 Greetings again from the darkness. Ben Affleck proved himself to be a talented director with Gone Baby Gone. Here, he once again shows he is best suited behind the camera. He has a real feel for setting, scenery, actors and camera angles. Unfortunately, this story based on the Chuck Hogan novel Prince of Thieves is just a bit too formulaic to stand out from the crowd.

We are told upfront that the Boston neighborhood of Charlestown has more bank robbers than any other … in fact, in some families it is a proud tradition, passed on to the next generation. Ben Affleck got the guide book from his dad – an incarcerated Chris Cooper who has only one scene, though it’s very dramatic. Affleck’s lifelong pal and crime partner is played by Jeremy Renner. Renner’s character, Jem, is downright psychotic next to the meticulous Affleck’s Mr. Sensitive. If after Hurt Locker you have a difficult time imagining Renner as a bad guy, you should check out North Country. That’s a very bad man.

As seen in the preview, Affleck’s merry band of bank robbers take a hostage played by Rebecca Hall (Vicky Cristina Barcelona). Affleck, in the course of duty, falls for Hall. She is the light that shows him the way to a better life. The film’s best scene is at a sidewalk cafe where Renner suprises Affleck and Hall with a visit.  The scene dramatizes just how delicate the line is for Affleck between his old life and the new one he dreams of.  Unfortunately, that story line leads us right back to more crime … with FBI mad man Jon Hamm hot on the heals of the local bad boys.

The neighborhood crime lord, played superbly by Pete Postlethwaite, controls the every move of the gang and takes his “fair” share while leading through intimidation – all while trimming roses! Renner’s sister and Affleck’s previous squeeze is played alarmingly (and surprisingly) well by Blake Lively. She appears to have a nice little career ahead of her.

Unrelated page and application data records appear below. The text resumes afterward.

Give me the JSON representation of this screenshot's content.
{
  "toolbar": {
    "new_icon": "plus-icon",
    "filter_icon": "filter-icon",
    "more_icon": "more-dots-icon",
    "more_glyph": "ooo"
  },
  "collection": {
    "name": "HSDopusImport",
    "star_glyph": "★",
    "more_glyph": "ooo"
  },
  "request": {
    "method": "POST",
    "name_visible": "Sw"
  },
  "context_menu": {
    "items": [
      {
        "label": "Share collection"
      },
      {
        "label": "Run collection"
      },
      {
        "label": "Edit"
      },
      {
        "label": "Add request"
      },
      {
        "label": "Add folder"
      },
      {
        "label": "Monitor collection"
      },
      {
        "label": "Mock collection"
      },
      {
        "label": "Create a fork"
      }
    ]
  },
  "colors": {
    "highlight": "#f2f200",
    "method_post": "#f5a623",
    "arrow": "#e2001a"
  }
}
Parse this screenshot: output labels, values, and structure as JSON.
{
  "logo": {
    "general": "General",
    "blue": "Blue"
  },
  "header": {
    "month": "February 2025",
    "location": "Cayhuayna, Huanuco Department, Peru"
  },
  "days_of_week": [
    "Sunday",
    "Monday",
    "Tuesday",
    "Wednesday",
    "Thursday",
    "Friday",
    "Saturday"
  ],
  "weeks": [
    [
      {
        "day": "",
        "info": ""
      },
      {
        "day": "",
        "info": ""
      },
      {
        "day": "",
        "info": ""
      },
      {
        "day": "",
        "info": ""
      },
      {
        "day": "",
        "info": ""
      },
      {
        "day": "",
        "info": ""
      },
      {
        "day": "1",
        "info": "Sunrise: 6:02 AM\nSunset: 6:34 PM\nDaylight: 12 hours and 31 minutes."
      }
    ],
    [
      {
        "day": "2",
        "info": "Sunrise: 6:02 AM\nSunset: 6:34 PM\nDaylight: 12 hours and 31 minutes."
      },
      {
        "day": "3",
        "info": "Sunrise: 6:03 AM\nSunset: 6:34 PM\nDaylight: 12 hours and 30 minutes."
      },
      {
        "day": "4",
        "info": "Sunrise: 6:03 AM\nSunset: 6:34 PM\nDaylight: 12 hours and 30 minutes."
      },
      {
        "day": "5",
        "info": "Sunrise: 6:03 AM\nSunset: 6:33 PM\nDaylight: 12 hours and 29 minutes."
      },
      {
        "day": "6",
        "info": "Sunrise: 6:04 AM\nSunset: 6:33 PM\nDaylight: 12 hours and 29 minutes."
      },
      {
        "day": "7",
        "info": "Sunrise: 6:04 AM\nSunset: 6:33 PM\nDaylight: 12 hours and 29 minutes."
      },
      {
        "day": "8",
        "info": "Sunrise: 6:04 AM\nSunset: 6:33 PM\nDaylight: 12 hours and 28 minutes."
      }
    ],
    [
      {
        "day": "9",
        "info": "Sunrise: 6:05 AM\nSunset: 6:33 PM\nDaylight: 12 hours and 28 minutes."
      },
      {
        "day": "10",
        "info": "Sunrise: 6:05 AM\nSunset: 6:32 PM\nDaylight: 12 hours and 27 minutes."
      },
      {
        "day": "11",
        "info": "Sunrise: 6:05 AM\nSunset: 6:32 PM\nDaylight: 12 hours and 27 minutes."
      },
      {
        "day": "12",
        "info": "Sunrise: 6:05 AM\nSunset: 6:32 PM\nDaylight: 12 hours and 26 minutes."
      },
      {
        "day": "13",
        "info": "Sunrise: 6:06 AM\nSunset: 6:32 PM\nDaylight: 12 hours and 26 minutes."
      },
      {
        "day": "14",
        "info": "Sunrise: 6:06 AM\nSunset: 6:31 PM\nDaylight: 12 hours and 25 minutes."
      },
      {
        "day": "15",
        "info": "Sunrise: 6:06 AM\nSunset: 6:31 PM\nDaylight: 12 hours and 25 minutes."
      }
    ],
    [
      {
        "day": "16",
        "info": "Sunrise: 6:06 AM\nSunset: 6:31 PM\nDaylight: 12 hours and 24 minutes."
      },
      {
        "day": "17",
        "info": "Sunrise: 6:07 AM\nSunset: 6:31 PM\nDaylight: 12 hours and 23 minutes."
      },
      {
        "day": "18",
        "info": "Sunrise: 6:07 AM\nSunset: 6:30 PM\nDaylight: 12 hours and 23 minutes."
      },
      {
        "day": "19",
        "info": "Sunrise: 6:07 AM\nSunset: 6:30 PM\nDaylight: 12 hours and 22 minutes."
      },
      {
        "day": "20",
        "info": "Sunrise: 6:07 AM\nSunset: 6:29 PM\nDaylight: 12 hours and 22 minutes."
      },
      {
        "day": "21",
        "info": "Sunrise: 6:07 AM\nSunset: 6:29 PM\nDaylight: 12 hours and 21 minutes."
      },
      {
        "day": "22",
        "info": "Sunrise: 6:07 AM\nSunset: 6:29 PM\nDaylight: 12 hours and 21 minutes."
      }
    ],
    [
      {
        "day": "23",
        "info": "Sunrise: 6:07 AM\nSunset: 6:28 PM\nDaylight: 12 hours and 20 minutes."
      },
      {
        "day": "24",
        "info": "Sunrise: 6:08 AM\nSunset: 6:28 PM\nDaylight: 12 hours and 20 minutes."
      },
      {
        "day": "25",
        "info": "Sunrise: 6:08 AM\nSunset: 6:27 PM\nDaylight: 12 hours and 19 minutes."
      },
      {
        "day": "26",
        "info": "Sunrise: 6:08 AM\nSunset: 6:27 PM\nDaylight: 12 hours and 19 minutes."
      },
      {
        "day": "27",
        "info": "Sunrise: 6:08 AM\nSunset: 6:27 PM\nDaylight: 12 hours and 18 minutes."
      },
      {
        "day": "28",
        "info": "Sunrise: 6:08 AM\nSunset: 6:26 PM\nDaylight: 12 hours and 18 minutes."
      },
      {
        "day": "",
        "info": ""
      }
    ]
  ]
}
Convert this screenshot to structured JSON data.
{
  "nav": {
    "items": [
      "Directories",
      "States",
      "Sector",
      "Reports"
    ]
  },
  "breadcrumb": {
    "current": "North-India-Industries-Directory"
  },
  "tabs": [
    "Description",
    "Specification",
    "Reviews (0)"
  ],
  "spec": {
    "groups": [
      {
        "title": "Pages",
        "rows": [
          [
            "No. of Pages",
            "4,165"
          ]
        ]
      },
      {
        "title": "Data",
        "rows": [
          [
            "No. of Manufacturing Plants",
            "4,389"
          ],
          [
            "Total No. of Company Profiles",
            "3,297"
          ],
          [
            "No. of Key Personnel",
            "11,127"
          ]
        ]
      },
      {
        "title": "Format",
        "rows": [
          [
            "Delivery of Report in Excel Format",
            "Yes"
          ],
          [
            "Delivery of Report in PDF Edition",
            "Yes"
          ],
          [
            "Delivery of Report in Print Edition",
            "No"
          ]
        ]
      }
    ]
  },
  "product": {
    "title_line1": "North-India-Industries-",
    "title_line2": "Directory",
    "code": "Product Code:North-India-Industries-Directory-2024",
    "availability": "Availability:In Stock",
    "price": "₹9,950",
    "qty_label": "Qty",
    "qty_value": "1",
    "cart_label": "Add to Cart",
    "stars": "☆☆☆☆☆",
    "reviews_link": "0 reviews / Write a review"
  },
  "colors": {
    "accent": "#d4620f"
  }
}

The frustrating thing with this film is that we have seen it all before, just without the heavy bean-town accents. Tons of automatic weaponry lead to very few actual injuries or deaths – always the sign of a cheesy shootout. The finale for Renner, Hall and Affleck are all advertised well in advance of the actual occurrence, which pretty much ends the suspense. On the bright side, the film is well made and entertaining enough. For a much better film on the culture of local/family crime check out this year’s Animal Kingdom.  Here is my review of that film: https://moviereviewsfromthedark.wordpress.com/2010/08/29/animal-kingdom/

SEE THIS MOVIE IF: you grew up in a rough neighborhood within a large city OR you want a peek at the bowels of Fenway Park.

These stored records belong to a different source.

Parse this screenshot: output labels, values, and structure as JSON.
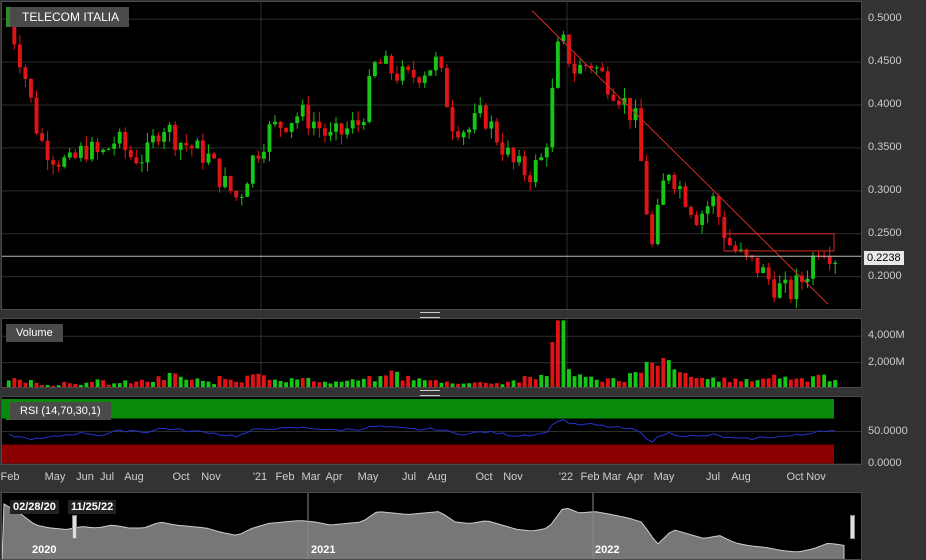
{
  "title": "TELECOM ITALIA",
  "last_price": "0.2238",
  "volume_label": "Volume",
  "rsi_label": "RSI (14,70,30,1)",
  "nav": {
    "start_date": "02/28/20",
    "end_date": "11/25/22",
    "years": [
      "2020",
      "2021",
      "2022"
    ]
  },
  "colors": {
    "up": "#16c516",
    "down": "#e01414",
    "trendline": "#d42a2a",
    "rsi_line": "#2233cc",
    "overbought_band": "#0a8a0a",
    "oversold_band": "#8a0000"
  },
  "chart_data": [
    {
      "type": "candlestick",
      "title": "TELECOM ITALIA",
      "x_labels": [
        "Feb",
        "May",
        "Jun",
        "Jul",
        "Aug",
        "Oct",
        "Nov",
        "'21",
        "Feb",
        "Mar",
        "Apr",
        "May",
        "Jul",
        "Aug",
        "Oct",
        "Nov",
        "'22",
        "Feb",
        "Mar",
        "Apr",
        "May",
        "Jul",
        "Aug",
        "Oct",
        "Nov"
      ],
      "ylim": [
        0.16,
        0.52
      ],
      "yticks": [
        "0.5000",
        "0.4500",
        "0.4000",
        "0.3500",
        "0.3000",
        "0.2500",
        "0.2000"
      ],
      "close_series": [
        0.5,
        0.44,
        0.36,
        0.34,
        0.33,
        0.35,
        0.34,
        0.36,
        0.34,
        0.34,
        0.38,
        0.36,
        0.35,
        0.34,
        0.31,
        0.29,
        0.34,
        0.37,
        0.38,
        0.39,
        0.38,
        0.36,
        0.37,
        0.38,
        0.45,
        0.44,
        0.43,
        0.44,
        0.45,
        0.38,
        0.37,
        0.39,
        0.36,
        0.33,
        0.32,
        0.34,
        0.48,
        0.44,
        0.45,
        0.43,
        0.41,
        0.38,
        0.23,
        0.33,
        0.3,
        0.27,
        0.29,
        0.24,
        0.22,
        0.21,
        0.19,
        0.18,
        0.2,
        0.24,
        0.2238
      ],
      "last_price": 0.2238,
      "annotations": [
        "descending trendline",
        "resistance box 0.23-0.25"
      ]
    },
    {
      "type": "bar",
      "title": "Volume",
      "ylim": [
        0,
        5000
      ],
      "yticks": [
        "4,000M",
        "2,000M"
      ],
      "values_M": [
        900,
        700,
        500,
        400,
        600,
        500,
        700,
        500,
        600,
        700,
        900,
        1200,
        800,
        600,
        900,
        700,
        1500,
        1100,
        800,
        900,
        800,
        600,
        700,
        800,
        900,
        1400,
        1000,
        800,
        700,
        600,
        500,
        700,
        500,
        700,
        900,
        1200,
        5200,
        1500,
        1000,
        900,
        800,
        1300,
        2000,
        2300,
        1200,
        1000,
        900,
        800,
        700,
        900,
        1100,
        1000,
        900,
        1300,
        800
      ],
      "highlight": "spike near Nov '21 ≈ 5,200M"
    },
    {
      "type": "line",
      "title": "RSI (14,70,30,1)",
      "ylim": [
        0,
        100
      ],
      "yticks": [
        "50.0000",
        "0.0000"
      ],
      "bands": {
        "overbought": [
          70,
          100
        ],
        "oversold": [
          0,
          30
        ]
      },
      "values": [
        45,
        40,
        38,
        42,
        46,
        48,
        44,
        50,
        52,
        49,
        55,
        53,
        50,
        49,
        45,
        43,
        52,
        55,
        54,
        56,
        55,
        52,
        53,
        54,
        58,
        56,
        54,
        53,
        54,
        48,
        46,
        50,
        47,
        44,
        45,
        47,
        70,
        60,
        61,
        58,
        55,
        52,
        35,
        48,
        44,
        42,
        45,
        40,
        38,
        40,
        42,
        43,
        45,
        52,
        50
      ]
    }
  ]
}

SKIP THIS MOVIE IF: you think everyone should speak with the flowery cadence of Cary Grant OR you believe automatic weaponry is actually dangerous